What makes a scientist? 
       Lab coat? Pipette? Curiosity and Creativity?

A scientist's job is to figure out how the world works, to get "Nature" to reveal her secrets;
and just who are these people in the lab coats and how do they do it?

It turns out that there is a good deal of mystery surrounding the solvers of the unknown.
What it is about the human species that makes them capable of doing science?

The procedures by which human scientists come to scientific conclusions and how they practice the scientific method with its hypotheses, data collection and statistical analysis remains somewhat of a mystery.

Two vital ingredients seem to be necessary to make a scientist:
        1)  curiosity to seek out mysteries and
        2)  creativity to solve them.

Scientists often delve deeper into a basic question showing a passion for knowledge for its own sake. According to one definition, curiosity is a sensitivity to small discrepancies in an otherwise ordered world. Studies have shown that curious people have a mixture of seemingly conflicting desires: they seek novelty and strangeness and yet they also want everything in its proper place. Scientists may be the ultimate "pigeon-holers" for they want to know not only what goes into the hole, but what the hole is itself.




The curious scientist is also the ultimate skeptic for they believe there is an order to the universe, but the scientist is always looking for some unexpected data points that will test the accepted theory. "One day the object will fly up rather than fall to the ground via gravity."

Scientists often have to think outside the box and approach a problem creatively from many different angles.

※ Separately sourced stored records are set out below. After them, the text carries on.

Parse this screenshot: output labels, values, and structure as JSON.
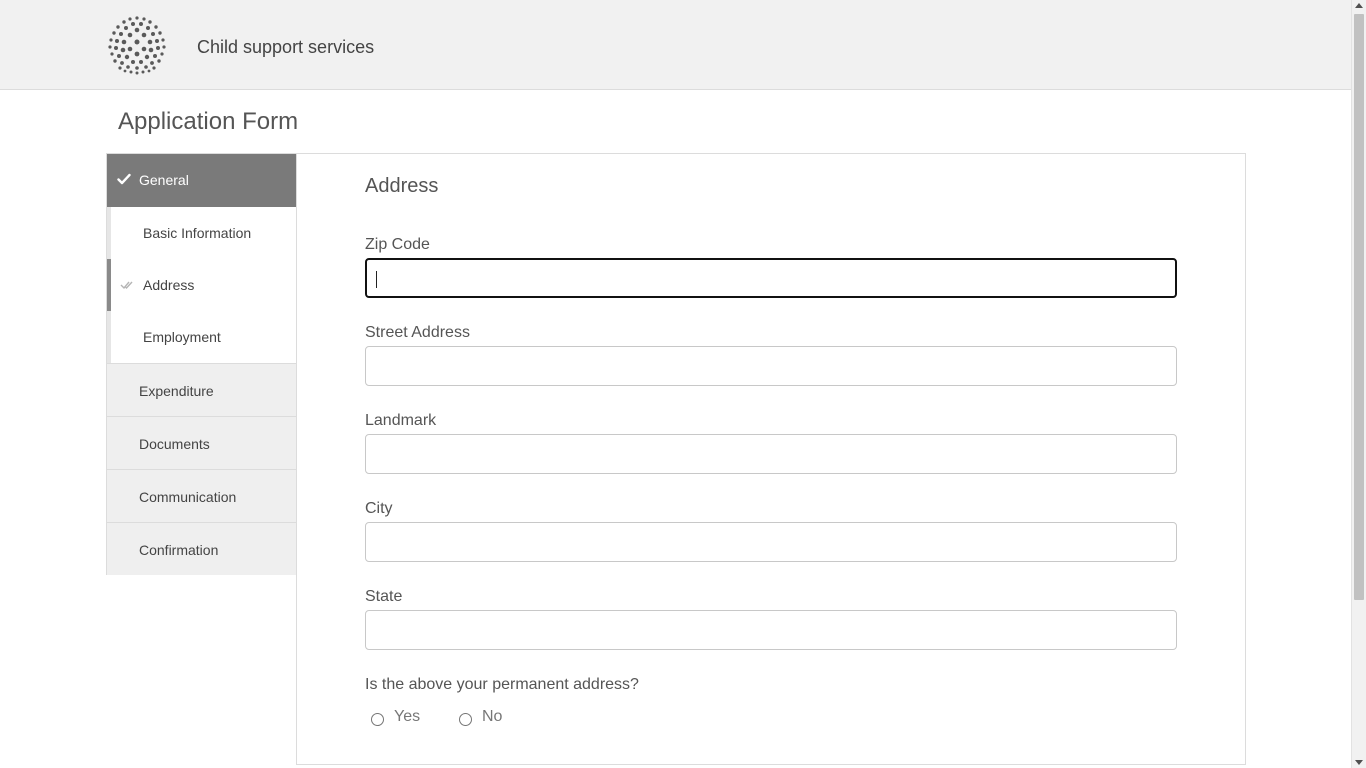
{
  "header": {
    "brand": "Child support services",
    "logo_icon": "dotted-sphere-logo"
  },
  "page": {
    "title": "Application Form"
  },
  "sidebar": {
    "general": {
      "label": "General",
      "icon": "check-icon"
    },
    "sub_items": [
      {
        "label": "Basic Information"
      },
      {
        "label": "Address",
        "icon": "double-check-icon"
      },
      {
        "label": "Employment"
      }
    ],
    "items": [
      {
        "label": "Expenditure"
      },
      {
        "label": "Documents"
      },
      {
        "label": "Communication"
      },
      {
        "label": "Confirmation"
      }
    ]
  },
  "form": {
    "section_title": "Address",
    "fields": [
      {
        "label": "Zip Code",
        "value": ""
      },
      {
        "label": "Street Address",
        "value": ""
      },
      {
        "label": "Landmark",
        "value": ""
      },
      {
        "label": "City",
        "value": ""
      },
      {
        "label": "State",
        "value": ""
      }
    ],
    "permanent_question": "Is the above your permanent address?",
    "options": [
      {
        "label": "Yes"
      },
      {
        "label": "No"
      }
    ]
  },
  "colors": {
    "header_bg": "#f1f1f1",
    "active_nav_bg": "#7a7a7a",
    "inactive_nav_bg": "#efefef"
  }
}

A great imagination and the ability to improvise are important parts of the scientist's arsenal. In the 1963 movie The Prize with Elke Sommer and Paul Newman, who plays the winner of the literature prize and saves Dr. Max Stratman, the famous German-American physicist, played by Edward G. Robinson, when he has a heart attack in his hotel room. Newman quickly improvises by pulling the electric cord from a lamp and applying an electric shock to the physicist, as we might do today with a defibrilator, if one were available. The ability to improvise is a key trait of the scientist, even those who come to Stockholm.

To understand this scientific creativity, some philosophers of science have made an analogy with child development. The idea is that a scientist uses the same strategies for investigating the world as an infant does discovering his/her surroundings for the first time, which makes scientific curiosity part of the  basic 'tool kit' of the scientist. Carl Sagan once said, "Everybody starts out as a scientist. Every child has the scientist's sense of wonder and awe."

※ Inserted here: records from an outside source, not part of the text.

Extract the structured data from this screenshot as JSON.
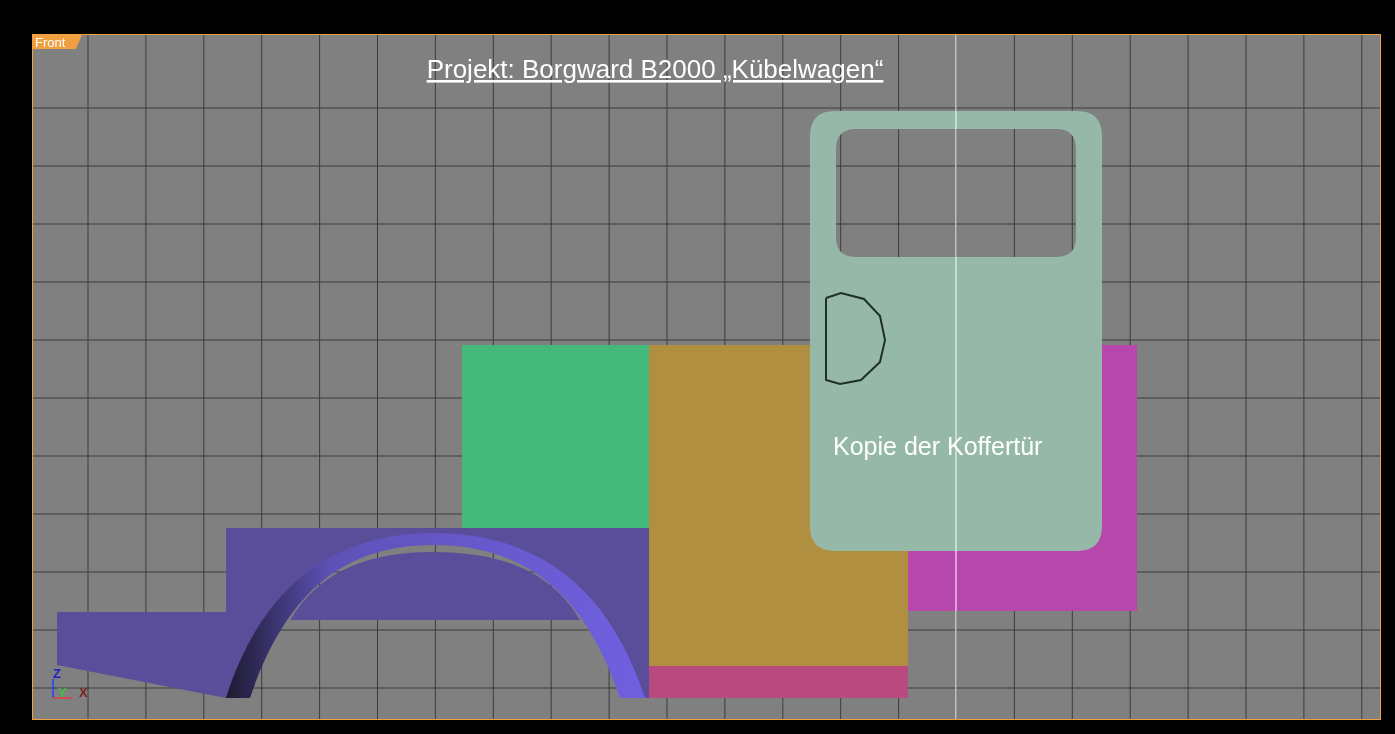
{
  "viewport": {
    "label": "Front",
    "title": "Projekt: Borgward B2000 „Kübelwagen“",
    "annotation": "Kopie der Koffertür",
    "axes": [
      {
        "kind": "z",
        "label": "Z"
      },
      {
        "kind": "y",
        "label": "Y"
      },
      {
        "kind": "x",
        "label": "X"
      }
    ]
  }
}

paraphrased from an article by Michael Schirber in
Aug 1, 2007








the Scientific Method scientists observe and measure the natural world. From those observational data they infer the empirical laws (theories) that govern physical and biological processes.
Explanations of these phenomena must make testable predictions and be falsifiable. That is, there must be a way to make an observation that could disprove the explanation. Scientists call the overarching explanation a
theory; A major difference between the scientist and the lay person is for the scientist the term theory means truth, while in the everyday parlance of the lay person, it often means somebody's off-the-cuff guess.
The requirement of
falsifiability rules out supernatural explanations; you cannot disprove, for instance, the claim that God scattered fossils throughout rock strata to make it look as if species had evolved over millions of years. God may have done that, but we'll never know and there is no way to disprove it. In that way, faith is fundamentally different from science.
Science must be humble for it recognizes that all findings are tentative (although in many fields the weight of evidence would be pretty tough to overturn, e.g., gravity) and only as good as the next experiment; (One day the object will fly up rather than fall to the ground via gravity). Science labors to distinguish true effects from random chance. Experiments have "
control" groups to make sure that an effect thought to come from, say, taking a new drug does not also show up in people who did not take the drug.
Good science distinguishes correlation from causation. If kids who play violent videogames commit more violence, before you blame the game you'd better be sure that violence-prone kids are not more drawn to violent games than other kids. If so, then violent behavior causes the playing of violent videogames, and not the other way around.